• What to work on: Take the data that sits below and write it out again exactly.

=== Section Start ===

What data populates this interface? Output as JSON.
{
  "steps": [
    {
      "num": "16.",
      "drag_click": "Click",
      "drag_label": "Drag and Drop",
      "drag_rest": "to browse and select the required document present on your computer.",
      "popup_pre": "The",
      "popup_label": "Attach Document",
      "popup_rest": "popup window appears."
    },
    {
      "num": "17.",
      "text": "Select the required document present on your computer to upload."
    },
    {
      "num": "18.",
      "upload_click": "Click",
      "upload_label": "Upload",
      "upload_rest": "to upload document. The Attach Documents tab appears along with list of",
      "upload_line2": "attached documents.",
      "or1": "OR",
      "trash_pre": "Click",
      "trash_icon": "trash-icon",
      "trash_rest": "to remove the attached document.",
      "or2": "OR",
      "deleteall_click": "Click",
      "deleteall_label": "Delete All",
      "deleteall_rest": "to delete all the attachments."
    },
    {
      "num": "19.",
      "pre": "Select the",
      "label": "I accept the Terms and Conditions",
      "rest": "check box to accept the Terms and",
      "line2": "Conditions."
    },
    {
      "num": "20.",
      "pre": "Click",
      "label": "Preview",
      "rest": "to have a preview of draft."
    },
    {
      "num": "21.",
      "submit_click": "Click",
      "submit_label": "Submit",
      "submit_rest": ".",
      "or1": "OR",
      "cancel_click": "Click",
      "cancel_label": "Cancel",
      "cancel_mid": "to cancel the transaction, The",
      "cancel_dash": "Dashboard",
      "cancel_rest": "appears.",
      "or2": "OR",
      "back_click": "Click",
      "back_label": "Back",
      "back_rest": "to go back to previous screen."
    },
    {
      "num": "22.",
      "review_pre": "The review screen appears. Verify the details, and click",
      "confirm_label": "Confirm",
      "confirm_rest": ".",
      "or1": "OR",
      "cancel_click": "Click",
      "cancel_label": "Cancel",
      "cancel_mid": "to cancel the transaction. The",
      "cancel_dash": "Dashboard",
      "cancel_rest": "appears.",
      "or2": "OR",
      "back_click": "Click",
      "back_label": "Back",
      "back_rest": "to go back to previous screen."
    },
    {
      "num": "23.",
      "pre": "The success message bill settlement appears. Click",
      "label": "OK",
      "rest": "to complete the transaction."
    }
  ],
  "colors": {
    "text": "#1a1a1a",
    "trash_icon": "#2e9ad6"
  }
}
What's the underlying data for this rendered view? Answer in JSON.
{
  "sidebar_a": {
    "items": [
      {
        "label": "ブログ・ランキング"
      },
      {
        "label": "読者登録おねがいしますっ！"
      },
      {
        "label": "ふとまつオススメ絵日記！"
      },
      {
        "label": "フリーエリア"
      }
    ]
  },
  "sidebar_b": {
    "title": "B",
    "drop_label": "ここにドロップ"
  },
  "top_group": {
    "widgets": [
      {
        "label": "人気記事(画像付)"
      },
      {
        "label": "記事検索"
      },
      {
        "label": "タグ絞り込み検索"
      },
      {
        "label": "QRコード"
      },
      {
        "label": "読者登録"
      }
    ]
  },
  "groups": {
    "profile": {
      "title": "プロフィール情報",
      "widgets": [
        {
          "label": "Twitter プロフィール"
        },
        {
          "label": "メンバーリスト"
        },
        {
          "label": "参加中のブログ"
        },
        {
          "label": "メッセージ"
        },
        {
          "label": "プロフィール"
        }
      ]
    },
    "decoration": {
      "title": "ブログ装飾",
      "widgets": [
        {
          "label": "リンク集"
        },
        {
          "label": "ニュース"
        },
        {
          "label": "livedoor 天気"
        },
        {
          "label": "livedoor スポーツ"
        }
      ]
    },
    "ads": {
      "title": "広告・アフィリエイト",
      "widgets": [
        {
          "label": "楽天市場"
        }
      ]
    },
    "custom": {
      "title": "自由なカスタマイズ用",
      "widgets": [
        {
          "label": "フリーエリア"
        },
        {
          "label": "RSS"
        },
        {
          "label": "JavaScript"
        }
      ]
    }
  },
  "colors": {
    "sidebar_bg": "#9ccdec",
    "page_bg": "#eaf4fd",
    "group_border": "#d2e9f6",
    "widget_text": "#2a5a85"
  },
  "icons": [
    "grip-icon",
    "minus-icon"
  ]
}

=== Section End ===

• Solution to the problem:
What data populates this interface? Output as JSON.
{
  "steps": [
    {
      "num": "16.",
      "drag_click": "Click",
      "drag_label": "Drag and Drop",
      "drag_rest": "to browse and select the required document present on your computer.",
      "popup_pre": "The",
      "popup_label": "Attach Document",
      "popup_rest": "popup window appears."
    },
    {
      "num": "17.",
      "text": "Select the required document present on your computer to upload."
    },
    {
      "num": "18.",
      "upload_click": "Click",
      "upload_label": "Upload",
      "upload_rest": "to upload document. The Attach Documents tab appears along with list of",
      "upload_line2": "attached documents.",
      "or1": "OR",
      "trash_pre": "Click",
      "trash_icon": "trash-icon",
      "trash_rest": "to remove the attached document.",
      "or2": "OR",
      "deleteall_click": "Click",
      "deleteall_label": "Delete All",
      "deleteall_rest": "to delete all the attachments."
    },
    {
      "num": "19.",
      "pre": "Select the",
      "label": "I accept the Terms and Conditions",
      "rest": "check box to accept the Terms and",
      "line2": "Conditions."
    },
    {
      "num": "20.",
      "pre": "Click",
      "label": "Preview",
      "rest": "to have a preview of draft."
    },
    {
      "num": "21.",
      "submit_click": "Click",
      "submit_label": "Submit",
      "submit_rest": ".",
      "or1": "OR",
      "cancel_click": "Click",
      "cancel_label": "Cancel",
      "cancel_mid": "to cancel the transaction, The",
      "cancel_dash": "Dashboard",
      "cancel_rest": "appears.",
      "or2": "OR",
      "back_click": "Click",
      "back_label": "Back",
      "back_rest": "to go back to previous screen."
    },
    {
      "num": "22.",
      "review_pre": "The review screen appears. Verify the details, and click",
      "confirm_label": "Confirm",
      "confirm_rest": ".",
      "or1": "OR",
      "cancel_click": "Click",
      "cancel_label": "Cancel",
      "cancel_mid": "to cancel the transaction. The",
      "cancel_dash": "Dashboard",
      "cancel_rest": "appears.",
      "or2": "OR",
      "back_click": "Click",
      "back_label": "Back",
      "back_rest": "to go back to previous screen."
    },
    {
      "num": "23.",
      "pre": "The success message bill settlement appears. Click",
      "label": "OK",
      "rest": "to complete the transaction."
    }
  ],
  "colors": {
    "text": "#1a1a1a",
    "trash_icon": "#2e9ad6"
  }
}
What's the underlying data for this rendered view? Answer in JSON.
{
  "sidebar_a": {
    "items": [
      {
        "label": "ブログ・ランキング"
      },
      {
        "label": "読者登録おねがいしますっ！"
      },
      {
        "label": "ふとまつオススメ絵日記！"
      },
      {
        "label": "フリーエリア"
      }
    ]
  },
  "sidebar_b": {
    "title": "B",
    "drop_label": "ここにドロップ"
  },
  "top_group": {
    "widgets": [
      {
        "label": "人気記事(画像付)"
      },
      {
        "label": "記事検索"
      },
      {
        "label": "タグ絞り込み検索"
      },
      {
        "label": "QRコード"
      },
      {
        "label": "読者登録"
      }
    ]
  },
  "groups": {
    "profile": {
      "title": "プロフィール情報",
      "widgets": [
        {
          "label": "Twitter プロフィール"
        },
        {
          "label": "メンバーリスト"
        },
        {
          "label": "参加中のブログ"
        },
        {
          "label": "メッセージ"
        },
        {
          "label": "プロフィール"
        }
      ]
    },
    "decoration": {
      "title": "ブログ装飾",
      "widgets": [
        {
          "label": "リンク集"
        },
        {
          "label": "ニュース"
        },
        {
          "label": "livedoor 天気"
        },
        {
          "label": "livedoor スポーツ"
        }
      ]
    },
    "ads": {
      "title": "広告・アフィリエイト",
      "widgets": [
        {
          "label": "楽天市場"
        }
      ]
    },
    "custom": {
      "title": "自由なカスタマイズ用",
      "widgets": [
        {
          "label": "フリーエリア"
        },
        {
          "label": "RSS"
        },
        {
          "label": "JavaScript"
        }
      ]
    }
  },
  "colors": {
    "sidebar_bg": "#9ccdec",
    "page_bg": "#eaf4fd",
    "group_border": "#d2e9f6",
    "widget_text": "#2a5a85"
  },
  "icons": [
    "grip-icon",
    "minus-icon"
  ]
}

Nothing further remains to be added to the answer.